Ontario ramps up its efforts to rein in the threat of wild pigs
While there’s no evidence yet of a self-sustaining, breeding population of wild pigs in Ontario, sightings of the harmful invasive species are becoming more prevalent. That’s led the provincial government to finalize and unveil its strategy to proactively prevent the marauding creatures from establishing a population foothold.
Entitled Ontario’s Strategy to Address the Threat of Invasive Wild Pigs, the plan defines wild pigs as any pig that is “not contained or under the physical control of any person, or is otherwise roaming freely.” That includes Eurasian wild boars, domestic pigs and hybrids, as well as their offspring, that have escaped or have been released from captivity.
As part of the strategy, wild pigs will now be regulated as a restricted invasive species under the Invasive Species Act. “This action provides the province with additional tools to address the threat of wild pigs, such as new rules to prohibit the release of any pig and clear actions that pig owners must take if a release occurs,” states the strategy document.
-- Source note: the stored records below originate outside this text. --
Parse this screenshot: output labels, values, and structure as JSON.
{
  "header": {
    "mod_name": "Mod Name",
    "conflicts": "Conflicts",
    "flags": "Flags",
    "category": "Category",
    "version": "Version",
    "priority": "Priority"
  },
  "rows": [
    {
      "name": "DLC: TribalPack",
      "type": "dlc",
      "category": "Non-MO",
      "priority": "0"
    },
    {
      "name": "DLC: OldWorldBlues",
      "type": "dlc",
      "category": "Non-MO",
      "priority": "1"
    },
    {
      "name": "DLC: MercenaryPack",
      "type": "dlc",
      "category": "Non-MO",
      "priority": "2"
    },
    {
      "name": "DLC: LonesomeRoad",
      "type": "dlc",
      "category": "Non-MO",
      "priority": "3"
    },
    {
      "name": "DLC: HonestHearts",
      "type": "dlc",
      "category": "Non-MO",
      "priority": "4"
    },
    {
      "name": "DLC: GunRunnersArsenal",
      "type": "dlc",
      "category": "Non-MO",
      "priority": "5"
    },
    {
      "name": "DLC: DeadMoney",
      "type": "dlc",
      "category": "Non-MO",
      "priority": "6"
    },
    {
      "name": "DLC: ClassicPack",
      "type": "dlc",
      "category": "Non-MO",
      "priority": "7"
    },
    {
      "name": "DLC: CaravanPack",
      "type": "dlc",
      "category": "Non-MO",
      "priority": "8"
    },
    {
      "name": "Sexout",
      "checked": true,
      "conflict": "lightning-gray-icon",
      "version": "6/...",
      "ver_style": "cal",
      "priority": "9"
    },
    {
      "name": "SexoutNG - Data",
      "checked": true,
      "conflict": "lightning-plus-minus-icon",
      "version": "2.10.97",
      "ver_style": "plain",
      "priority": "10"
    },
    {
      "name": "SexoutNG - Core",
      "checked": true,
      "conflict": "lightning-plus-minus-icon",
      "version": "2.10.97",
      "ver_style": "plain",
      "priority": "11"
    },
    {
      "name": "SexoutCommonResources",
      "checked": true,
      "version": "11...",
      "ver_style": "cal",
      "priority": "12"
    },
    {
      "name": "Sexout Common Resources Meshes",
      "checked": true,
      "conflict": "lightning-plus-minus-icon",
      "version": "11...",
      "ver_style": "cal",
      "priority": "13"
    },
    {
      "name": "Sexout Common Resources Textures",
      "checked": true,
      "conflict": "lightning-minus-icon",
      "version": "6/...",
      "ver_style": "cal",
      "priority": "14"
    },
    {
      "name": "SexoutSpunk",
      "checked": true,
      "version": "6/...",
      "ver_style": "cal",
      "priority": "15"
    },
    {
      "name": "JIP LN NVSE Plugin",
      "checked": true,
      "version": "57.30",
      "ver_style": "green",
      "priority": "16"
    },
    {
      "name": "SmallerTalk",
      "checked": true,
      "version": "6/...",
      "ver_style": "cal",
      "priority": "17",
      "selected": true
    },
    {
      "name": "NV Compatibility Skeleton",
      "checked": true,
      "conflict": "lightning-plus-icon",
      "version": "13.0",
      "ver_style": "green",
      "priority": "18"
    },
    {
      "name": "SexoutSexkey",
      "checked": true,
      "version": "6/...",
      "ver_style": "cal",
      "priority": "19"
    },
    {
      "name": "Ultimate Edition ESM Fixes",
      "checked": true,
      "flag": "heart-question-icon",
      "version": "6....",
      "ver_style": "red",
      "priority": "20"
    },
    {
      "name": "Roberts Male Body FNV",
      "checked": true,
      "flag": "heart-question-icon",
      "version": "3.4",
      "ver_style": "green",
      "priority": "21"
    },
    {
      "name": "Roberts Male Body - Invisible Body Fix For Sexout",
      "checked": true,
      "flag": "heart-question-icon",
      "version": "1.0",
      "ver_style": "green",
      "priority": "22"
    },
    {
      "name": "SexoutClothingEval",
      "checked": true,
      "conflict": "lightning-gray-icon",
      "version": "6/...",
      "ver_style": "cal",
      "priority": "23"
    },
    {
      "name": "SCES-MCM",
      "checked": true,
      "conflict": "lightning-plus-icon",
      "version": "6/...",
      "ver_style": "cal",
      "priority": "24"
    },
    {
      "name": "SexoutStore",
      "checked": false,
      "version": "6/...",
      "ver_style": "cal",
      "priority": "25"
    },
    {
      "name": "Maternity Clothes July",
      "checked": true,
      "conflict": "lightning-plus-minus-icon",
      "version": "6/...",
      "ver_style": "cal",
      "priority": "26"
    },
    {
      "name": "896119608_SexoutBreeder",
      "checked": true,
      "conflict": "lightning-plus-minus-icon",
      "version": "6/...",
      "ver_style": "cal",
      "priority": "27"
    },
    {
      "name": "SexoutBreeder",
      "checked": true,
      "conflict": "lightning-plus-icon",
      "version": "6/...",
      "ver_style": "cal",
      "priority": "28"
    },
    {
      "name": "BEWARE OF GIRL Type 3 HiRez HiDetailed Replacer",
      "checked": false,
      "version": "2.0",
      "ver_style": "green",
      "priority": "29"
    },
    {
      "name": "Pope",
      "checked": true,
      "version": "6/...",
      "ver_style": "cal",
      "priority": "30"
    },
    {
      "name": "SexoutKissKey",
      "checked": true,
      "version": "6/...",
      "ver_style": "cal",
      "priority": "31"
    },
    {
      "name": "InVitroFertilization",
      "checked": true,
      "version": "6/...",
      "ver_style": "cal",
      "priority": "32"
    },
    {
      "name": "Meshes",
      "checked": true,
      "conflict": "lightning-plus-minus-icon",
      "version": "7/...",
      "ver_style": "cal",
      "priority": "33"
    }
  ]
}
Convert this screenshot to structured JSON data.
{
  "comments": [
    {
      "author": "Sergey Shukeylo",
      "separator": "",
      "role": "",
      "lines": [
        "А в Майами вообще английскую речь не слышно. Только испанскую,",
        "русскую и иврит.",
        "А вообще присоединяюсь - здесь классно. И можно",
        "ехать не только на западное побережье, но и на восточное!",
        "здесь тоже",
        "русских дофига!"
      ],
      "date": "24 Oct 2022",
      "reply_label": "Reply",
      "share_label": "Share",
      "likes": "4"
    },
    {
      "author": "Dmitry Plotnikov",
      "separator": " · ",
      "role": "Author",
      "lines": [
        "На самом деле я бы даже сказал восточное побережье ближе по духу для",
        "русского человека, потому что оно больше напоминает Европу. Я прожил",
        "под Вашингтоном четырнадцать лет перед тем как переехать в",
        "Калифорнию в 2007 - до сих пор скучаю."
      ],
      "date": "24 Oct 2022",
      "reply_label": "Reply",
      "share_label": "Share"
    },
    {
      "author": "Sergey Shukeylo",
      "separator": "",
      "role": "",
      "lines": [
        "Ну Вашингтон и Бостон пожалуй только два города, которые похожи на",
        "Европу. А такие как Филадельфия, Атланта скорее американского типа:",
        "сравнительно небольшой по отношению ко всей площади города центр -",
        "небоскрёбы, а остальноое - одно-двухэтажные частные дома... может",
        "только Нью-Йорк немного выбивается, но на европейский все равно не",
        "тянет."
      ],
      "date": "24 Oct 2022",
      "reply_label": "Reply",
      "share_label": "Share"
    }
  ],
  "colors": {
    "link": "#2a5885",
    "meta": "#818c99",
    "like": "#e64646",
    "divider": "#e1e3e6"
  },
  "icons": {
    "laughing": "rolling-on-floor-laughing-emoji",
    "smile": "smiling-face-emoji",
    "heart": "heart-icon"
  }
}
Somewhat controversially, the hunting of wild pigs is prohibited under the plan, with exceptions for protecting property. While some hunters have been asking for an open season, evidence from other jurisdictions has shown that uncoordinated hunting efforts can compound the problem by scattering the pigs into new areas and making them more elusive.
To phase out wild boar farming—and with it the risk of escapees—it will be illegal in Ontario as of January 1, 2022, to possess or trade in Eurasian wild boars and their hybrids (there’s a two-year exemption for existing pig owners). It is also now illegal to bring a live pig into a provincial park or conservation reserve.
Highly adaptable and able to survive Canadian winters, wild pigs have large numbers of offspring each year, long lifespans and a varied diet. Not only can they destroy native ecosystems and impact water quality through trampling, wallowing and rooting, they also prey on native wildlife and compete for food and habitat. As well, they have the potential to transmit diseases and parasites that can harm wildlife, livestock, pets and humans.